Children’s reports of body touching in medical examinations: The benefits and risks of using body diagrams (Bruck, Kelly, & Poole, 2016).
The influence of disclosure history and body diagrams on children’s reports of inappropriate touching: Evidence from a new analog paradigm (Dickinson & Poole, 2017).
How children verbally reported their experiences of a genital exam (Dupree, Patterson, Nugent, & White, 2015).
Genital findings in cases of child sexual abuse: Genital vs vaginal penetration (Gallion, Milam, & Littrell, 2016).
Young children’s response tendencies toward yes–no questions concerning actions (Heather Fritzley, Lindsay, & Lee, 2013).
Recency tendency: Responses to forced-choice questions (Mehrani, & Peterson, 2015).
Children’s knowledge of genital anatomy and its relationship with children’s use of the word “Inside” during questioning about possible sexual abuse (Milam & Nugent, 2017).

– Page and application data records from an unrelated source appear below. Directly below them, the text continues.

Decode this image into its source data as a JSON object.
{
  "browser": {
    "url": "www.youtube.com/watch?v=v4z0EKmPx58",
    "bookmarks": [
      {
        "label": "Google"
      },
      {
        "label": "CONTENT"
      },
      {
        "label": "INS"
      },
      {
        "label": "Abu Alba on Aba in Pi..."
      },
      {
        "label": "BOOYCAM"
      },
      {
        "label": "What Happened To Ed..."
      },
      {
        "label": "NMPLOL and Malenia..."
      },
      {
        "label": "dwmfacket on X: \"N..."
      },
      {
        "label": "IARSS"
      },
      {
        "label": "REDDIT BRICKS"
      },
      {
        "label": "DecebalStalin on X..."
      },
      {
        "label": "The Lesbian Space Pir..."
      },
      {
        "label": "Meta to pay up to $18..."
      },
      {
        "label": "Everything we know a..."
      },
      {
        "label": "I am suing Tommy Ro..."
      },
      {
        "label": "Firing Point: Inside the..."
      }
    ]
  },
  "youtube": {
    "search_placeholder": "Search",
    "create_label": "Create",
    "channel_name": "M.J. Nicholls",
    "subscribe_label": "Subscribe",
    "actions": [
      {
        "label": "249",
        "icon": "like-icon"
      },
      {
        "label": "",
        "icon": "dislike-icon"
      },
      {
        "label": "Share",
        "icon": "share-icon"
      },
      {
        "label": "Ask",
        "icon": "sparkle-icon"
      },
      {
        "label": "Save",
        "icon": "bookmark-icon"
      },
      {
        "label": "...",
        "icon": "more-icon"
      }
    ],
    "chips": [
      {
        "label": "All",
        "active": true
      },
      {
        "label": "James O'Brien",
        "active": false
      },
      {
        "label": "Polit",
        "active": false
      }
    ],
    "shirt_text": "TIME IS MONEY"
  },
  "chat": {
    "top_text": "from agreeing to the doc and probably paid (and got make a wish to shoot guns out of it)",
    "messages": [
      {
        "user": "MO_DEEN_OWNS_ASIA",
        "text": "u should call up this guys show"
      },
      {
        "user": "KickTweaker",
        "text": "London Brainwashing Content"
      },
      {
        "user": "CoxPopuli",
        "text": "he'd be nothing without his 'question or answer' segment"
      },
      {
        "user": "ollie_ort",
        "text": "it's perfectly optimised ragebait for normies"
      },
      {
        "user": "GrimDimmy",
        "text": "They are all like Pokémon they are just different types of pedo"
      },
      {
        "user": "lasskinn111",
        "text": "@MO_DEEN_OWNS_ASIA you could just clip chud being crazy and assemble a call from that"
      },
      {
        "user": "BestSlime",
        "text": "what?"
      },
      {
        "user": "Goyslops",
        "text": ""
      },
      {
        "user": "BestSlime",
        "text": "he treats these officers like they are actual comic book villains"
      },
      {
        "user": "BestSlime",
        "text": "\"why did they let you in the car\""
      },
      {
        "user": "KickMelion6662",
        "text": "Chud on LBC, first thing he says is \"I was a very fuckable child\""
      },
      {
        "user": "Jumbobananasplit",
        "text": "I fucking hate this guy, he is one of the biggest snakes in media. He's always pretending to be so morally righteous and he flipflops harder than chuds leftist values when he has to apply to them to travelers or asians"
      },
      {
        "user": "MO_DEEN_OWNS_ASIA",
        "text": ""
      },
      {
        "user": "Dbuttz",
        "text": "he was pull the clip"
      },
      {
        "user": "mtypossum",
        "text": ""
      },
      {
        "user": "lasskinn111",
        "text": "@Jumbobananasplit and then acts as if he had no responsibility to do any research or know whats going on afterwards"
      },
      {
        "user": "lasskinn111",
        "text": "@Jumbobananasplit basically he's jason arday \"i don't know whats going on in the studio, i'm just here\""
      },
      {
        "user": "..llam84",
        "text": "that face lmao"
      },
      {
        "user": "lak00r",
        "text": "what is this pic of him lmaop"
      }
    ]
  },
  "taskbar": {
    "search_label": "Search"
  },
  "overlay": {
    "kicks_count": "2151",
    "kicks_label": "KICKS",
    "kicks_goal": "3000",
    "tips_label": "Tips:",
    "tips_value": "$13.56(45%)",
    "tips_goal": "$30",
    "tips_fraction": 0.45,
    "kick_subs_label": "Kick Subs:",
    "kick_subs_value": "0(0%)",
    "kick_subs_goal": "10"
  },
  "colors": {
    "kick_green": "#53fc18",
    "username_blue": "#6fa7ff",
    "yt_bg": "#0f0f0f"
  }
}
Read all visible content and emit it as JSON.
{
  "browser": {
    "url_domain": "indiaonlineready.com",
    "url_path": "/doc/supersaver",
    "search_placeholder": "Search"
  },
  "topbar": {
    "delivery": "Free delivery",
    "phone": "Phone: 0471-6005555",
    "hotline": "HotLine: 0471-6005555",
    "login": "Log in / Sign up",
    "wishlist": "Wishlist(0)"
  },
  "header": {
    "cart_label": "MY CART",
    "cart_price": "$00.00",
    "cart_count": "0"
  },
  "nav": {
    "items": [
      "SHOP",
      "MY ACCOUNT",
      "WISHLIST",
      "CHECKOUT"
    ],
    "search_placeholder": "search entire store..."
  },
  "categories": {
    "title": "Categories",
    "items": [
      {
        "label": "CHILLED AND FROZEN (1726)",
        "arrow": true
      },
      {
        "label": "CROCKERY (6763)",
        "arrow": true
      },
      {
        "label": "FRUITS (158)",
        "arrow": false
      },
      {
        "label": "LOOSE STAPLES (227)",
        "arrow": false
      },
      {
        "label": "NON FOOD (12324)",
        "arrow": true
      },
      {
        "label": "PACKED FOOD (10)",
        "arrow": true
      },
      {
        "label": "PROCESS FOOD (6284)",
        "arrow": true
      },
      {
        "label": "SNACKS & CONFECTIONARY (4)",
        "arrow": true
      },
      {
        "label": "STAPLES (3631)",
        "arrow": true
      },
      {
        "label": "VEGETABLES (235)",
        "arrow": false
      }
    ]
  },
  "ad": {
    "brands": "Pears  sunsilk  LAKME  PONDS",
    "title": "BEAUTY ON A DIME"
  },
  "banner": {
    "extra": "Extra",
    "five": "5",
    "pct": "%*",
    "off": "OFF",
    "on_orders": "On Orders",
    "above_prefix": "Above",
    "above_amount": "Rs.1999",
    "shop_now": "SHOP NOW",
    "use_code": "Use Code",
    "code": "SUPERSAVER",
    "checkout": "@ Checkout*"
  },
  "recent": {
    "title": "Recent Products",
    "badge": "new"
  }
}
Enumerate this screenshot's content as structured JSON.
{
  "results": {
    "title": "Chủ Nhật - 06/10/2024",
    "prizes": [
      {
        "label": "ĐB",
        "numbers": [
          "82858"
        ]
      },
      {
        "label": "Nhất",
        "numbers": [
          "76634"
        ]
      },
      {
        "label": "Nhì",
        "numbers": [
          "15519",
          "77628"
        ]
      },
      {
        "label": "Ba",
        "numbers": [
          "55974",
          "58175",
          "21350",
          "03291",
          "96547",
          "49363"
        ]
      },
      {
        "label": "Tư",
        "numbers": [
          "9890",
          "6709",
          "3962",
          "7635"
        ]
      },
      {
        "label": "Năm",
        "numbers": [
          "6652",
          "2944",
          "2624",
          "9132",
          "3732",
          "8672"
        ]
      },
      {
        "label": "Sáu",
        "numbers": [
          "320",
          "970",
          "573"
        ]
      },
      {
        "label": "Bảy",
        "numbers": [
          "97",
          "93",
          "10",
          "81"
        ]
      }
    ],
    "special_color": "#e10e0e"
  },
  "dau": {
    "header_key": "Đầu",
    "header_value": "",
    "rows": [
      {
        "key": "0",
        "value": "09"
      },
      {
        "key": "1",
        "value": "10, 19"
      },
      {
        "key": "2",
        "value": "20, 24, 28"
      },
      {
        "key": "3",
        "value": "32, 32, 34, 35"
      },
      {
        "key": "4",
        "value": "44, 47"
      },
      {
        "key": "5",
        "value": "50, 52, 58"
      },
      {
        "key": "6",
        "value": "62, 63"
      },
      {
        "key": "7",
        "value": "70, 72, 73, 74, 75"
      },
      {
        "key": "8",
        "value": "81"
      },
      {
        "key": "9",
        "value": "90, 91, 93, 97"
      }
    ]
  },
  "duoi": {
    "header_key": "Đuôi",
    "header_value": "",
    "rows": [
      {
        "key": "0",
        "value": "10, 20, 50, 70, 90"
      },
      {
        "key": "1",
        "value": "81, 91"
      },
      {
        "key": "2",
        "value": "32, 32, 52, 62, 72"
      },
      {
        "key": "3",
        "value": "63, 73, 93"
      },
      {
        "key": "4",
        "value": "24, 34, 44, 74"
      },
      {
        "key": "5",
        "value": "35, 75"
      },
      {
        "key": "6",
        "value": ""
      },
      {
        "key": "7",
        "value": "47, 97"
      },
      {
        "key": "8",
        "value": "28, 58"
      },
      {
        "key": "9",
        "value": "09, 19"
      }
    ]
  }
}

‘Where were your clothes?’ Eliciting descriptions of clothing placement from children alleging sexual abuse in criminal trials and forensic interviews (Stolzenberg & Lyon, 2017).